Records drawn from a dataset
• • • •

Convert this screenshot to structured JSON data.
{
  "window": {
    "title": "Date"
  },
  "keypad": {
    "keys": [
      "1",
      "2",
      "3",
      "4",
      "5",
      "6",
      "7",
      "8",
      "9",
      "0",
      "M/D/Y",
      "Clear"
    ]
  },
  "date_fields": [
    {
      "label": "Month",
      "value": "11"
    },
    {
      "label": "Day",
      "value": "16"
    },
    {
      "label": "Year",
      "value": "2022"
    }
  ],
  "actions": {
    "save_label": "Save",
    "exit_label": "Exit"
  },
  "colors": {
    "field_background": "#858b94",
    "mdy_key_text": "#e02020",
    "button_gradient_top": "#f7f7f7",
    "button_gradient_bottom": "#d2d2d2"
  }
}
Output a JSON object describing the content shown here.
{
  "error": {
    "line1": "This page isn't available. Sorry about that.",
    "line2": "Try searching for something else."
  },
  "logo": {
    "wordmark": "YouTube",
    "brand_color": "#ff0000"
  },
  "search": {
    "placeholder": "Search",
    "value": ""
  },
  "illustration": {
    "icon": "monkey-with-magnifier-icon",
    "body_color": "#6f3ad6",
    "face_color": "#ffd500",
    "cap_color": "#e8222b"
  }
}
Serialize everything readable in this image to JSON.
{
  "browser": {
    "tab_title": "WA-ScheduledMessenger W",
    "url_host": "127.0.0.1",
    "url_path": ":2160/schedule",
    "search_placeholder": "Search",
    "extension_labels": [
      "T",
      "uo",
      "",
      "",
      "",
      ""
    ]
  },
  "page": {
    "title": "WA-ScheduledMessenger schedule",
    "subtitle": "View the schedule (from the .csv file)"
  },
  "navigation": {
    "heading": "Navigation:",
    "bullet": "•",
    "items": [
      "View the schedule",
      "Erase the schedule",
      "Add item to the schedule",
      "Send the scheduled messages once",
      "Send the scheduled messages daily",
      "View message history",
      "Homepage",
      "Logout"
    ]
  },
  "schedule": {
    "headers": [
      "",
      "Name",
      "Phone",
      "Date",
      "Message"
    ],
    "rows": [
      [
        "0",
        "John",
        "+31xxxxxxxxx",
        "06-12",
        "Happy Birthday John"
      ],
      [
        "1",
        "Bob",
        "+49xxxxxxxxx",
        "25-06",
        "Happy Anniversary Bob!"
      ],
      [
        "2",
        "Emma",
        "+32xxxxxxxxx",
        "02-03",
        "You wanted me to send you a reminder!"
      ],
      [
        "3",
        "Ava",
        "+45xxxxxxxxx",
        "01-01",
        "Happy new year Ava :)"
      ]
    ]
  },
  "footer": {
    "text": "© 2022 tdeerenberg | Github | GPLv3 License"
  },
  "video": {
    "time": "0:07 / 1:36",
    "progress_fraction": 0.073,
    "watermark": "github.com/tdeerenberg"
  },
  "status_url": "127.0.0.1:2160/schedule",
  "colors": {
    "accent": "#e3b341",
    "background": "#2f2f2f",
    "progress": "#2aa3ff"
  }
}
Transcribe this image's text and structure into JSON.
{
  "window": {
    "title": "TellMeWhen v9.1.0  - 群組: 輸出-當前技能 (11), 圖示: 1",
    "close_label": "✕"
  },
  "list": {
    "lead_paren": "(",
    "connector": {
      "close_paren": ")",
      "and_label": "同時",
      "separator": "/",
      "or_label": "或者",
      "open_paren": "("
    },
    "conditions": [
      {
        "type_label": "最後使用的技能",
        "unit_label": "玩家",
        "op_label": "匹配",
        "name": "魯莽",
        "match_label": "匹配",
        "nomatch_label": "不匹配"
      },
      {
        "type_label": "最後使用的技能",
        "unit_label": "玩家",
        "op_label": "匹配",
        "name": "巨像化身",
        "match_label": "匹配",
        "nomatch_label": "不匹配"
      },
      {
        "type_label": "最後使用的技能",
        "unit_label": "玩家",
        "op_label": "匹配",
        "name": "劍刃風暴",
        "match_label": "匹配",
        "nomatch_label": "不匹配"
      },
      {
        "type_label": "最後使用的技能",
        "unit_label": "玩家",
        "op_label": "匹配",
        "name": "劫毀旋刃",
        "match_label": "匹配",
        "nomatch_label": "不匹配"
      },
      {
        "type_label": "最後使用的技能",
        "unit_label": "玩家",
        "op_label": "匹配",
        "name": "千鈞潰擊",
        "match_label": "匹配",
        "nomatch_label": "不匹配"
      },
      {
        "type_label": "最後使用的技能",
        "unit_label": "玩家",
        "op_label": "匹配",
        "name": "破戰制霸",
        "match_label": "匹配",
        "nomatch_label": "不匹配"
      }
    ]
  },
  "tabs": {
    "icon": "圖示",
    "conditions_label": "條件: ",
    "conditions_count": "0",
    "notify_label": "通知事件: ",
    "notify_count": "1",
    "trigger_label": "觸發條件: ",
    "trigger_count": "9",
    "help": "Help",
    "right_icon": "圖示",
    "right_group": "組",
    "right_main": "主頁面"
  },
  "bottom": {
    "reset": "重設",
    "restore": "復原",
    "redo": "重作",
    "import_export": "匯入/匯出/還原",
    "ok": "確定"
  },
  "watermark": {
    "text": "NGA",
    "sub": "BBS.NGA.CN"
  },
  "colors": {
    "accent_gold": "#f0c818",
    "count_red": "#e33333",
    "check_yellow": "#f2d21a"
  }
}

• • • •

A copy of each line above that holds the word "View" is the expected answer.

* Worked solution *
    "subtitle": "View the schedule (from the .csv file)"
      "View the schedule",
      "View message history",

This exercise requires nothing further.